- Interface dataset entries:
Segment Open

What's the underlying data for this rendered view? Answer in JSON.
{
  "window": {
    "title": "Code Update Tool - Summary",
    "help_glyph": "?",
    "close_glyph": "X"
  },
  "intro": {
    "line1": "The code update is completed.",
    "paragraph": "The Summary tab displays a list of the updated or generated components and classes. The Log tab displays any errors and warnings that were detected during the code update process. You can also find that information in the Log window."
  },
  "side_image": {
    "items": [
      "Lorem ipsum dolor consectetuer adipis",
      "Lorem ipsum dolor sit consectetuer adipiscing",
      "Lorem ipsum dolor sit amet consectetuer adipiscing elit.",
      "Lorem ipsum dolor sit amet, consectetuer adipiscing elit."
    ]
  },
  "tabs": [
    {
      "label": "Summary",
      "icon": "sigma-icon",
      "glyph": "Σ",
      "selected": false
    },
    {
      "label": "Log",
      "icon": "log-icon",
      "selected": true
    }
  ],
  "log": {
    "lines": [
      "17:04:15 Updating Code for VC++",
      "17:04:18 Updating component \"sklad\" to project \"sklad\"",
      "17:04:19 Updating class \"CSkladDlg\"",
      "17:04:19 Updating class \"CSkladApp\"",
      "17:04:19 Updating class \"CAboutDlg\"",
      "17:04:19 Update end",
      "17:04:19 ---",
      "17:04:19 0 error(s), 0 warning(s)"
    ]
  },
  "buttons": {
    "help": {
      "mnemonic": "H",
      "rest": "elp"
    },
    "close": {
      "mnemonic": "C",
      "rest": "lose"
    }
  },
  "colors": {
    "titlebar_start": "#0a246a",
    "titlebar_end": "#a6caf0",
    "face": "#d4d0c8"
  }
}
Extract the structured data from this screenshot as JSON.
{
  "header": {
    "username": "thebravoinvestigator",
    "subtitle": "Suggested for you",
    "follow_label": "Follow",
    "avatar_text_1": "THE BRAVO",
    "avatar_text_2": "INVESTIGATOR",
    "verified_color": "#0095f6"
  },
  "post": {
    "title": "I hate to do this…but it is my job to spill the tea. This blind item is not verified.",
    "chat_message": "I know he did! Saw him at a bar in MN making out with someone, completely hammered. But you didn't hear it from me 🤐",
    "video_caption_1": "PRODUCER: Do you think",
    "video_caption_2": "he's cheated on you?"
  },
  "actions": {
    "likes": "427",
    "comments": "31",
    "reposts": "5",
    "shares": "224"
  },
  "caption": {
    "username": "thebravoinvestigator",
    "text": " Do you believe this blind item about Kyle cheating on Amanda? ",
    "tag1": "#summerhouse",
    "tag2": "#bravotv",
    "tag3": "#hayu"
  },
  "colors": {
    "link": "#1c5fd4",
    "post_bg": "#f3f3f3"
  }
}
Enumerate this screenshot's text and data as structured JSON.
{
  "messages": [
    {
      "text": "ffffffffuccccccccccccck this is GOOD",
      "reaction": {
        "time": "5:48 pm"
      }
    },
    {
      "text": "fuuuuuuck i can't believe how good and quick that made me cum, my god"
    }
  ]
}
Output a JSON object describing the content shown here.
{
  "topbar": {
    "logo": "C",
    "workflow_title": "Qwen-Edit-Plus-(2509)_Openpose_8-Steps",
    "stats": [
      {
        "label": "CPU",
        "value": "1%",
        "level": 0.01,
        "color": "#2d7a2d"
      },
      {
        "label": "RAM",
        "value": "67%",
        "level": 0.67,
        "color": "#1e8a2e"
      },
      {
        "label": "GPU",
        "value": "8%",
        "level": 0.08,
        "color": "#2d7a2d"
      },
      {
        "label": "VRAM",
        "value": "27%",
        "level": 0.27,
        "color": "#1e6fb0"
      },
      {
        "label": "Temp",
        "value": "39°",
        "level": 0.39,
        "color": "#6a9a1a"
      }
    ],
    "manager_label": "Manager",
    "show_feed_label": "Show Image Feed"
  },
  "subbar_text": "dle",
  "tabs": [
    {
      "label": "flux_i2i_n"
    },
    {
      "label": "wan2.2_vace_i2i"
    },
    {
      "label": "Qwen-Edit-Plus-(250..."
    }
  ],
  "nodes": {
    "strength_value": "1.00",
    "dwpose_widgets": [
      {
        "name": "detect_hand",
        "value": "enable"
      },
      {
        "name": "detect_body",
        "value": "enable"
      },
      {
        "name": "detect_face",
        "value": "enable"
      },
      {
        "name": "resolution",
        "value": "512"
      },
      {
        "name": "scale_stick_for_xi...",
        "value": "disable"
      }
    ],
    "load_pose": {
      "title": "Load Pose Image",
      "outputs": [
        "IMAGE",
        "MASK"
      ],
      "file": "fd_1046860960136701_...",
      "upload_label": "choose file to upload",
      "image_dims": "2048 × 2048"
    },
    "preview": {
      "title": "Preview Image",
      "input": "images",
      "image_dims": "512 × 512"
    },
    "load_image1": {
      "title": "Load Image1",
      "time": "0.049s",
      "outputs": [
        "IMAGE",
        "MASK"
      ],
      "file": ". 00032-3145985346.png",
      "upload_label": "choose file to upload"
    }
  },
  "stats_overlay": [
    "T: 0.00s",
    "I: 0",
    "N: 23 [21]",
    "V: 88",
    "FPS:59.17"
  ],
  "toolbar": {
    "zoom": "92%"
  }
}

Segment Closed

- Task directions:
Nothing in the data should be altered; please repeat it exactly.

- Answer to the problem:
What's the underlying data for this rendered view? Answer in JSON.
{
  "window": {
    "title": "Code Update Tool - Summary",
    "help_glyph": "?",
    "close_glyph": "X"
  },
  "intro": {
    "line1": "The code update is completed.",
    "paragraph": "The Summary tab displays a list of the updated or generated components and classes. The Log tab displays any errors and warnings that were detected during the code update process. You can also find that information in the Log window."
  },
  "side_image": {
    "items": [
      "Lorem ipsum dolor consectetuer adipis",
      "Lorem ipsum dolor sit consectetuer adipiscing",
      "Lorem ipsum dolor sit amet consectetuer adipiscing elit.",
      "Lorem ipsum dolor sit amet, consectetuer adipiscing elit."
    ]
  },
  "tabs": [
    {
      "label": "Summary",
      "icon": "sigma-icon",
      "glyph": "Σ",
      "selected": false
    },
    {
      "label": "Log",
      "icon": "log-icon",
      "selected": true
    }
  ],
  "log": {
    "lines": [
      "17:04:15 Updating Code for VC++",
      "17:04:18 Updating component \"sklad\" to project \"sklad\"",
      "17:04:19 Updating class \"CSkladDlg\"",
      "17:04:19 Updating class \"CSkladApp\"",
      "17:04:19 Updating class \"CAboutDlg\"",
      "17:04:19 Update end",
      "17:04:19 ---",
      "17:04:19 0 error(s), 0 warning(s)"
    ]
  },
  "buttons": {
    "help": {
      "mnemonic": "H",
      "rest": "elp"
    },
    "close": {
      "mnemonic": "C",
      "rest": "lose"
    }
  },
  "colors": {
    "titlebar_start": "#0a246a",
    "titlebar_end": "#a6caf0",
    "face": "#d4d0c8"
  }
}
Extract the structured data from this screenshot as JSON.
{
  "header": {
    "username": "thebravoinvestigator",
    "subtitle": "Suggested for you",
    "follow_label": "Follow",
    "avatar_text_1": "THE BRAVO",
    "avatar_text_2": "INVESTIGATOR",
    "verified_color": "#0095f6"
  },
  "post": {
    "title": "I hate to do this…but it is my job to spill the tea. This blind item is not verified.",
    "chat_message": "I know he did! Saw him at a bar in MN making out with someone, completely hammered. But you didn't hear it from me 🤐",
    "video_caption_1": "PRODUCER: Do you think",
    "video_caption_2": "he's cheated on you?"
  },
  "actions": {
    "likes": "427",
    "comments": "31",
    "reposts": "5",
    "shares": "224"
  },
  "caption": {
    "username": "thebravoinvestigator",
    "text": " Do you believe this blind item about Kyle cheating on Amanda? ",
    "tag1": "#summerhouse",
    "tag2": "#bravotv",
    "tag3": "#hayu"
  },
  "colors": {
    "link": "#1c5fd4",
    "post_bg": "#f3f3f3"
  }
}
Enumerate this screenshot's text and data as structured JSON.
{
  "messages": [
    {
      "text": "ffffffffuccccccccccccck this is GOOD",
      "reaction": {
        "time": "5:48 pm"
      }
    },
    {
      "text": "fuuuuuuck i can't believe how good and quick that made me cum, my god"
    }
  ]
}
Output a JSON object describing the content shown here.
{
  "topbar": {
    "logo": "C",
    "workflow_title": "Qwen-Edit-Plus-(2509)_Openpose_8-Steps",
    "stats": [
      {
        "label": "CPU",
        "value": "1%",
        "level": 0.01,
        "color": "#2d7a2d"
      },
      {
        "label": "RAM",
        "value": "67%",
        "level": 0.67,
        "color": "#1e8a2e"
      },
      {
        "label": "GPU",
        "value": "8%",
        "level": 0.08,
        "color": "#2d7a2d"
      },
      {
        "label": "VRAM",
        "value": "27%",
        "level": 0.27,
        "color": "#1e6fb0"
      },
      {
        "label": "Temp",
        "value": "39°",
        "level": 0.39,
        "color": "#6a9a1a"
      }
    ],
    "manager_label": "Manager",
    "show_feed_label": "Show Image Feed"
  },
  "subbar_text": "dle",
  "tabs": [
    {
      "label": "flux_i2i_n"
    },
    {
      "label": "wan2.2_vace_i2i"
    },
    {
      "label": "Qwen-Edit-Plus-(250..."
    }
  ],
  "nodes": {
    "strength_value": "1.00",
    "dwpose_widgets": [
      {
        "name": "detect_hand",
        "value": "enable"
      },
      {
        "name": "detect_body",
        "value": "enable"
      },
      {
        "name": "detect_face",
        "value": "enable"
      },
      {
        "name": "resolution",
        "value": "512"
      },
      {
        "name": "scale_stick_for_xi...",
        "value": "disable"
      }
    ],
    "load_pose": {
      "title": "Load Pose Image",
      "outputs": [
        "IMAGE",
        "MASK"
      ],
      "file": "fd_1046860960136701_...",
      "upload_label": "choose file to upload",
      "image_dims": "2048 × 2048"
    },
    "preview": {
      "title": "Preview Image",
      "input": "images",
      "image_dims": "512 × 512"
    },
    "load_image1": {
      "title": "Load Image1",
      "time": "0.049s",
      "outputs": [
        "IMAGE",
        "MASK"
      ],
      "file": ". 00032-3145985346.png",
      "upload_label": "choose file to upload"
    }
  },
  "stats_overlay": [
    "T: 0.00s",
    "I: 0",
    "N: 23 [21]",
    "V: 88",
    "FPS:59.17"
  ],
  "toolbar": {
    "zoom": "92%"
  }
}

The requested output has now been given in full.